**Items from an interface collection:**
+ + +

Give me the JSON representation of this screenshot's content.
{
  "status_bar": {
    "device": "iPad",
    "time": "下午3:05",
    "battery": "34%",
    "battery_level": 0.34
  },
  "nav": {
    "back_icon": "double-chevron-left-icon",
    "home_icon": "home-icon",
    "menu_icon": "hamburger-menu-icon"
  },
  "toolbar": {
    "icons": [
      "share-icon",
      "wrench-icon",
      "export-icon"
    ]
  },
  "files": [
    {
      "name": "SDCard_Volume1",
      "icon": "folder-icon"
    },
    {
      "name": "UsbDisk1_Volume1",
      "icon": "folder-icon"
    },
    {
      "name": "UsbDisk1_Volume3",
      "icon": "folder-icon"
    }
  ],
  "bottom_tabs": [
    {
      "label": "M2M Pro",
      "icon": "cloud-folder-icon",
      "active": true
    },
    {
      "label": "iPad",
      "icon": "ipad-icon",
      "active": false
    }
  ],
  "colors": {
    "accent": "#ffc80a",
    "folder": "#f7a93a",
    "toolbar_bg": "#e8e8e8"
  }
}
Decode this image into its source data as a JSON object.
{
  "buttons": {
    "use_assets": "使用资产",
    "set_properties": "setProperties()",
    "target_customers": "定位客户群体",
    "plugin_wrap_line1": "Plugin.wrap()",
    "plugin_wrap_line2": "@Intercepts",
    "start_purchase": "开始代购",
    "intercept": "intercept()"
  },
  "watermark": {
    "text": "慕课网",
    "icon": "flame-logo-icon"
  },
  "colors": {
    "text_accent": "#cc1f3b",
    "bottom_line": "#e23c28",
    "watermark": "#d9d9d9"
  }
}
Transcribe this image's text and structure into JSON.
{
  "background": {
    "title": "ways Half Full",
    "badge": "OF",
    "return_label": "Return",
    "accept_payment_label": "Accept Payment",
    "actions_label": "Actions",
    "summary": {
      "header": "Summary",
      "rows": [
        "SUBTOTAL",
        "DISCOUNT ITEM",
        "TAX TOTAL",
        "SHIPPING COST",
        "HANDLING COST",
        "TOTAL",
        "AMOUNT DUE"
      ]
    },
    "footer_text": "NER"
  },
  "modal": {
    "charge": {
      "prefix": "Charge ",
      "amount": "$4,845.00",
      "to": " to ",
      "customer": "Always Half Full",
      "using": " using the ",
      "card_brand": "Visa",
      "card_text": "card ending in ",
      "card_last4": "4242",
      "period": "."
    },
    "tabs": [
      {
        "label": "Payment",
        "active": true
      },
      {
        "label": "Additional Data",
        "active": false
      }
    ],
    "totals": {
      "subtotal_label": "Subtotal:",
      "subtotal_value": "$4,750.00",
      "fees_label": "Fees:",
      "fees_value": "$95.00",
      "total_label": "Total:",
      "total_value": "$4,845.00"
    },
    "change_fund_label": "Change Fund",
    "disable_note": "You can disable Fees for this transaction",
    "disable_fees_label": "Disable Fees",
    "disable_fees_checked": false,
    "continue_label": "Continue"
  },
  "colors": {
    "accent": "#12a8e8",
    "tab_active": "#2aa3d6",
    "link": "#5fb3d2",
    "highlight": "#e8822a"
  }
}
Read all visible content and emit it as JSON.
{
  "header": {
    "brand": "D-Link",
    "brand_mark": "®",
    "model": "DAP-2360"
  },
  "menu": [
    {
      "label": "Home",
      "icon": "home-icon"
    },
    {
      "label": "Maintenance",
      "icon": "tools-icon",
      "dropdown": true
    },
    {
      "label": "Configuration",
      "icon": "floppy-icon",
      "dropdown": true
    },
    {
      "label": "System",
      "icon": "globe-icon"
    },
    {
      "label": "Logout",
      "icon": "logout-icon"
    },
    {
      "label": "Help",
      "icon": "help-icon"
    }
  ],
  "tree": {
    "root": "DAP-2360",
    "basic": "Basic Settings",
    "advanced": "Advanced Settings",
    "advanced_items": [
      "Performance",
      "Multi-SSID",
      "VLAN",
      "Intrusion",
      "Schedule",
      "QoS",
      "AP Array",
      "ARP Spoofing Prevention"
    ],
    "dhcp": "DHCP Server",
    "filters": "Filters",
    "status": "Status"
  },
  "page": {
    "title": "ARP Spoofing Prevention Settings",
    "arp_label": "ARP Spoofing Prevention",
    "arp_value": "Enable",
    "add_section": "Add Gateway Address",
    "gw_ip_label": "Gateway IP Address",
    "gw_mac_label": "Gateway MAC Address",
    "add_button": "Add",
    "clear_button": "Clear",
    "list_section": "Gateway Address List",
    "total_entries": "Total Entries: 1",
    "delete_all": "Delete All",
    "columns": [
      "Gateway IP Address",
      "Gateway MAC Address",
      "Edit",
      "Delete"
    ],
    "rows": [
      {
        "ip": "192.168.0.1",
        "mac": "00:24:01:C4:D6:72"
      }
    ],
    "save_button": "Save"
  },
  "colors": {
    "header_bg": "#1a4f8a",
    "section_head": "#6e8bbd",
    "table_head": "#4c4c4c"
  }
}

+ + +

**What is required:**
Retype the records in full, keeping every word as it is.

**Response area:**
Give me the JSON representation of this screenshot's content.
{
  "status_bar": {
    "device": "iPad",
    "time": "下午3:05",
    "battery": "34%",
    "battery_level": 0.34
  },
  "nav": {
    "back_icon": "double-chevron-left-icon",
    "home_icon": "home-icon",
    "menu_icon": "hamburger-menu-icon"
  },
  "toolbar": {
    "icons": [
      "share-icon",
      "wrench-icon",
      "export-icon"
    ]
  },
  "files": [
    {
      "name": "SDCard_Volume1",
      "icon": "folder-icon"
    },
    {
      "name": "UsbDisk1_Volume1",
      "icon": "folder-icon"
    },
    {
      "name": "UsbDisk1_Volume3",
      "icon": "folder-icon"
    }
  ],
  "bottom_tabs": [
    {
      "label": "M2M Pro",
      "icon": "cloud-folder-icon",
      "active": true
    },
    {
      "label": "iPad",
      "icon": "ipad-icon",
      "active": false
    }
  ],
  "colors": {
    "accent": "#ffc80a",
    "folder": "#f7a93a",
    "toolbar_bg": "#e8e8e8"
  }
}
Decode this image into its source data as a JSON object.
{
  "buttons": {
    "use_assets": "使用资产",
    "set_properties": "setProperties()",
    "target_customers": "定位客户群体",
    "plugin_wrap_line1": "Plugin.wrap()",
    "plugin_wrap_line2": "@Intercepts",
    "start_purchase": "开始代购",
    "intercept": "intercept()"
  },
  "watermark": {
    "text": "慕课网",
    "icon": "flame-logo-icon"
  },
  "colors": {
    "text_accent": "#cc1f3b",
    "bottom_line": "#e23c28",
    "watermark": "#d9d9d9"
  }
}
Transcribe this image's text and structure into JSON.
{
  "background": {
    "title": "ways Half Full",
    "badge": "OF",
    "return_label": "Return",
    "accept_payment_label": "Accept Payment",
    "actions_label": "Actions",
    "summary": {
      "header": "Summary",
      "rows": [
        "SUBTOTAL",
        "DISCOUNT ITEM",
        "TAX TOTAL",
        "SHIPPING COST",
        "HANDLING COST",
        "TOTAL",
        "AMOUNT DUE"
      ]
    },
    "footer_text": "NER"
  },
  "modal": {
    "charge": {
      "prefix": "Charge ",
      "amount": "$4,845.00",
      "to": " to ",
      "customer": "Always Half Full",
      "using": " using the ",
      "card_brand": "Visa",
      "card_text": "card ending in ",
      "card_last4": "4242",
      "period": "."
    },
    "tabs": [
      {
        "label": "Payment",
        "active": true
      },
      {
        "label": "Additional Data",
        "active": false
      }
    ],
    "totals": {
      "subtotal_label": "Subtotal:",
      "subtotal_value": "$4,750.00",
      "fees_label": "Fees:",
      "fees_value": "$95.00",
      "total_label": "Total:",
      "total_value": "$4,845.00"
    },
    "change_fund_label": "Change Fund",
    "disable_note": "You can disable Fees for this transaction",
    "disable_fees_label": "Disable Fees",
    "disable_fees_checked": false,
    "continue_label": "Continue"
  },
  "colors": {
    "accent": "#12a8e8",
    "tab_active": "#2aa3d6",
    "link": "#5fb3d2",
    "highlight": "#e8822a"
  }
}
Read all visible content and emit it as JSON.
{
  "header": {
    "brand": "D-Link",
    "brand_mark": "®",
    "model": "DAP-2360"
  },
  "menu": [
    {
      "label": "Home",
      "icon": "home-icon"
    },
    {
      "label": "Maintenance",
      "icon": "tools-icon",
      "dropdown": true
    },
    {
      "label": "Configuration",
      "icon": "floppy-icon",
      "dropdown": true
    },
    {
      "label": "System",
      "icon": "globe-icon"
    },
    {
      "label": "Logout",
      "icon": "logout-icon"
    },
    {
      "label": "Help",
      "icon": "help-icon"
    }
  ],
  "tree": {
    "root": "DAP-2360",
    "basic": "Basic Settings",
    "advanced": "Advanced Settings",
    "advanced_items": [
      "Performance",
      "Multi-SSID",
      "VLAN",
      "Intrusion",
      "Schedule",
      "QoS",
      "AP Array",
      "ARP Spoofing Prevention"
    ],
    "dhcp": "DHCP Server",
    "filters": "Filters",
    "status": "Status"
  },
  "page": {
    "title": "ARP Spoofing Prevention Settings",
    "arp_label": "ARP Spoofing Prevention",
    "arp_value": "Enable",
    "add_section": "Add Gateway Address",
    "gw_ip_label": "Gateway IP Address",
    "gw_mac_label": "Gateway MAC Address",
    "add_button": "Add",
    "clear_button": "Clear",
    "list_section": "Gateway Address List",
    "total_entries": "Total Entries: 1",
    "delete_all": "Delete All",
    "columns": [
      "Gateway IP Address",
      "Gateway MAC Address",
      "Edit",
      "Delete"
    ],
    "rows": [
      {
        "ip": "192.168.0.1",
        "mac": "00:24:01:C4:D6:72"
      }
    ],
    "save_button": "Save"
  },
  "colors": {
    "header_bg": "#1a4f8a",
    "section_head": "#6e8bbd",
    "table_head": "#4c4c4c"
  }
}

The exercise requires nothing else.